Does it seem like the best Christmas movies are those that stir a little vinegar into their sugar cookie recipe? To avoid diabetic shock, we gravitate towards holiday fare that isn’t too sweet, don’t we, whether it’s the story of the Grinch, Ebenezer Scrooge, or NYPD detective John McClane? Now, there’s a new film that is destined to become, at the very least, a cult classic. It’s called THE HOLDOVERS and it’s one of the year’s very best films. The two-hour, thirteen-minute movie is dark and hilarious, often quite moving, and easily one of the best Christmas-themed entertainments in some time because it sustains its brilliance and never resorts to gooeyness.
The story, written by David Hemingson, and directed by Alexander Payne (ELECTION, THE DESCENDANTS), tells of three lost souls stuck at a New England boarding school with nowhere to go over the holiday break. Angus Tunney (Dominic Sessa, in one of filmdom’s most auspicious debuts ever) is a smart but jaded student at Barton Academy, anxious to graduate and embrace all the changes happening in America in 1971. He’s prickly and naïve, albeit very smart, and he’s the kind of jerk unafraid to let everyone know it too. He’s unpopular with his snotty, rich classmates, and his teachers too. Still, one teacher recognizes his talent. That would be Paul Hunham (Paul Giamatti). In fact, as the film starts, Hunham is handing out graded term papers. All are D’s or F’s, except for Angus’s. His essay rates a B+ in Hunham’s distracting walleyes.
Hunham is a classics teacher who revels in his reputation as the toughest teacher on campus. He loves putting down the teen boys, almost giddily threatening to fail them right before Christmas. It’s fortunate that Hunham at least can tolerate Angus because soon into the plot, the teacher is forced to watch his student all Christmas break when the boy’s vacation plans fall through. Angus’ mother feels she needs to spend more quality time with her new, second husband and promptly disinvites her son just as he’s packed and out the door of Barton. ( No wonder Angus is so affected and gloomy.)
Making matters worse is the fact that Angus and Hunham must share the same room and bathroom as the school turns off the heat throughout most of the campus during the break. At least they’re well-fed by Mary Lamb (Da’Vine Joy Randolph), the head of the cafeteria. She may be an intimidating, no-nonsense type, but deep down she’s depressed too. Mary has just started grieving over her deceased adult son who was just killed in Vietnam a few weeks earlier. Thus, this trio of sad sacks will be forced to make the best of the holidays as they can. Of course, this being Hollywood, that means they will eventually escape their ‘imprisonment’ with a revelatory road trip where they’ll all learn about each other and themselves.

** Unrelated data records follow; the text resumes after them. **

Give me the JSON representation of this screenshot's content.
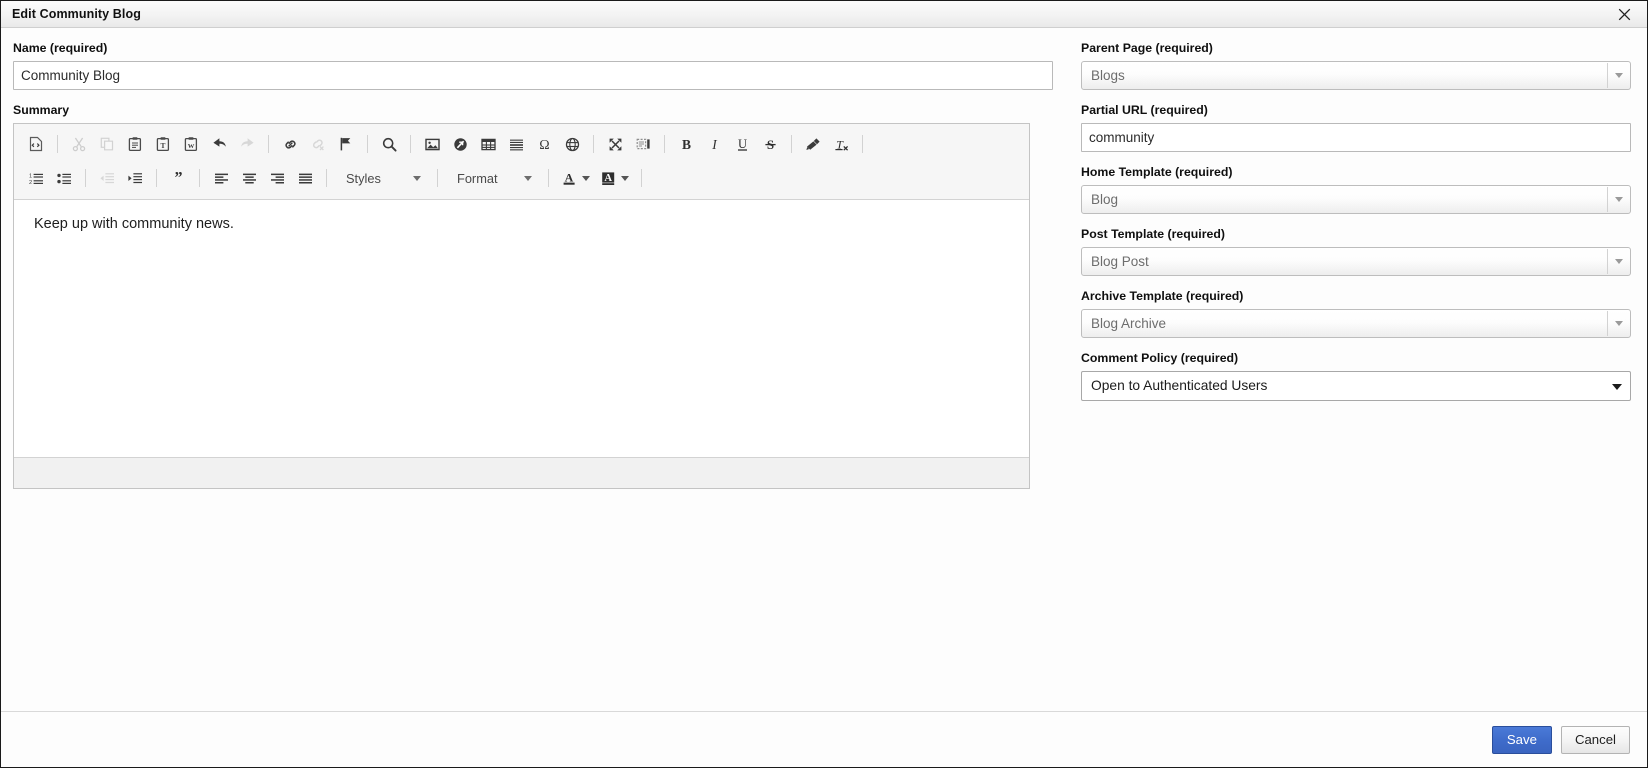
{
  "window": {
    "title": "Edit Community Blog",
    "close_label": "×"
  },
  "left": {
    "name": {
      "label": "Name (required)",
      "value": "Community Blog"
    },
    "summary": {
      "label": "Summary",
      "content": "Keep up with community news."
    }
  },
  "editor": {
    "toolbar_row1": [
      {
        "name": "source-icon",
        "title": "Source",
        "disabled": false
      },
      {
        "name": "separator",
        "title": "",
        "disabled": false
      },
      {
        "name": "cut-icon",
        "title": "Cut",
        "disabled": true
      },
      {
        "name": "copy-icon",
        "title": "Copy",
        "disabled": true
      },
      {
        "name": "paste-icon",
        "title": "Paste",
        "disabled": false
      },
      {
        "name": "paste-text-icon",
        "title": "Paste as plain text",
        "disabled": false
      },
      {
        "name": "paste-from-word-icon",
        "title": "Paste from Word",
        "disabled": false
      },
      {
        "name": "undo-icon",
        "title": "Undo",
        "disabled": false
      },
      {
        "name": "redo-icon",
        "title": "Redo",
        "disabled": true
      },
      {
        "name": "separator",
        "title": "",
        "disabled": false
      },
      {
        "name": "link-icon",
        "title": "Link",
        "disabled": false
      },
      {
        "name": "unlink-icon",
        "title": "Unlink",
        "disabled": true
      },
      {
        "name": "anchor-icon",
        "title": "Anchor",
        "disabled": false
      },
      {
        "name": "separator",
        "title": "",
        "disabled": false
      },
      {
        "name": "search-icon",
        "title": "Find",
        "disabled": false
      },
      {
        "name": "separator",
        "title": "",
        "disabled": false
      },
      {
        "name": "image-icon",
        "title": "Image",
        "disabled": false
      },
      {
        "name": "flash-icon",
        "title": "Flash",
        "disabled": false
      },
      {
        "name": "table-icon",
        "title": "Table",
        "disabled": false
      },
      {
        "name": "horizontal-rule-icon",
        "title": "Horizontal Line",
        "disabled": false
      },
      {
        "name": "special-character-icon",
        "title": "Special Character",
        "disabled": false
      },
      {
        "name": "iframe-icon",
        "title": "IFrame",
        "disabled": false
      },
      {
        "name": "separator",
        "title": "",
        "disabled": false
      },
      {
        "name": "maximize-icon",
        "title": "Maximize",
        "disabled": false
      },
      {
        "name": "show-blocks-icon",
        "title": "Show Blocks",
        "disabled": false
      },
      {
        "name": "separator",
        "title": "",
        "disabled": false
      },
      {
        "name": "bold-icon",
        "title": "Bold",
        "disabled": false
      },
      {
        "name": "italic-icon",
        "title": "Italic",
        "disabled": false
      },
      {
        "name": "underline-icon",
        "title": "Underline",
        "disabled": false
      },
      {
        "name": "strikethrough-icon",
        "title": "Strikethrough",
        "disabled": false
      },
      {
        "name": "separator",
        "title": "",
        "disabled": false
      },
      {
        "name": "copy-formatting-icon",
        "title": "Copy Formatting",
        "disabled": false
      },
      {
        "name": "remove-format-icon",
        "title": "Remove Format",
        "disabled": false
      },
      {
        "name": "separator",
        "title": "",
        "disabled": false
      }
    ],
    "toolbar_row2": [
      {
        "name": "numbered-list-icon",
        "title": "Insert/Remove Numbered List",
        "disabled": false
      },
      {
        "name": "bulleted-list-icon",
        "title": "Insert/Remove Bulleted List",
        "disabled": false
      },
      {
        "name": "separator",
        "title": "",
        "disabled": false
      },
      {
        "name": "outdent-icon",
        "title": "Decrease Indent",
        "disabled": true
      },
      {
        "name": "indent-icon",
        "title": "Increase Indent",
        "disabled": false
      },
      {
        "name": "separator",
        "title": "",
        "disabled": false
      },
      {
        "name": "blockquote-icon",
        "title": "Block Quote",
        "disabled": false
      },
      {
        "name": "separator",
        "title": "",
        "disabled": false
      },
      {
        "name": "align-left-icon",
        "title": "Align Left",
        "disabled": false
      },
      {
        "name": "align-center-icon",
        "title": "Center",
        "disabled": false
      },
      {
        "name": "align-right-icon",
        "title": "Align Right",
        "disabled": false
      },
      {
        "name": "justify-icon",
        "title": "Justify",
        "disabled": false
      },
      {
        "name": "separator",
        "title": "",
        "disabled": false
      }
    ],
    "styles_combo": "Styles",
    "format_combo": "Format",
    "text_color_label": "A",
    "bg_color_label": "A"
  },
  "right": {
    "parent_page": {
      "label": "Parent Page (required)",
      "value": "Blogs",
      "enabled": false
    },
    "partial_url": {
      "label": "Partial URL (required)",
      "value": "community"
    },
    "home_template": {
      "label": "Home Template (required)",
      "value": "Blog",
      "enabled": false
    },
    "post_template": {
      "label": "Post Template (required)",
      "value": "Blog Post",
      "enabled": false
    },
    "archive_template": {
      "label": "Archive Template (required)",
      "value": "Blog Archive",
      "enabled": false
    },
    "comment_policy": {
      "label": "Comment Policy (required)",
      "value": "Open to Authenticated Users",
      "enabled": true
    }
  },
  "footer": {
    "save_label": "Save",
    "cancel_label": "Cancel"
  },
  "colors": {
    "accent": "#3f6ccb",
    "titlebar_text": "#111111",
    "label_text": "#0f0f0f",
    "disabled_select_text": "#6d6d6d"
  }
}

Still, Payne never leans heavily into the pathos. Instead, he avoids treacle by keeping their dialogue snappy, the life lessons modest, and the spots of these leopards consistent. They’re better people than you’d originally guess, but none of them are angels either. Too many of those out on display during Christmas anyway.
To tell any more about the ups and downs of their holiday together would spoil the fun of all this. All three actors are terrific, all assured of factoring into the upcoming awards season, with Giamatti in particular, shining bright. I urge you to go check out THE HOLDOVERS this coming week during Thanksgiving vacation as it is the perfect antidote to any holiday headaches. And something tells me it is a film that you may return to again and again, making it a new part of your holiday traditions.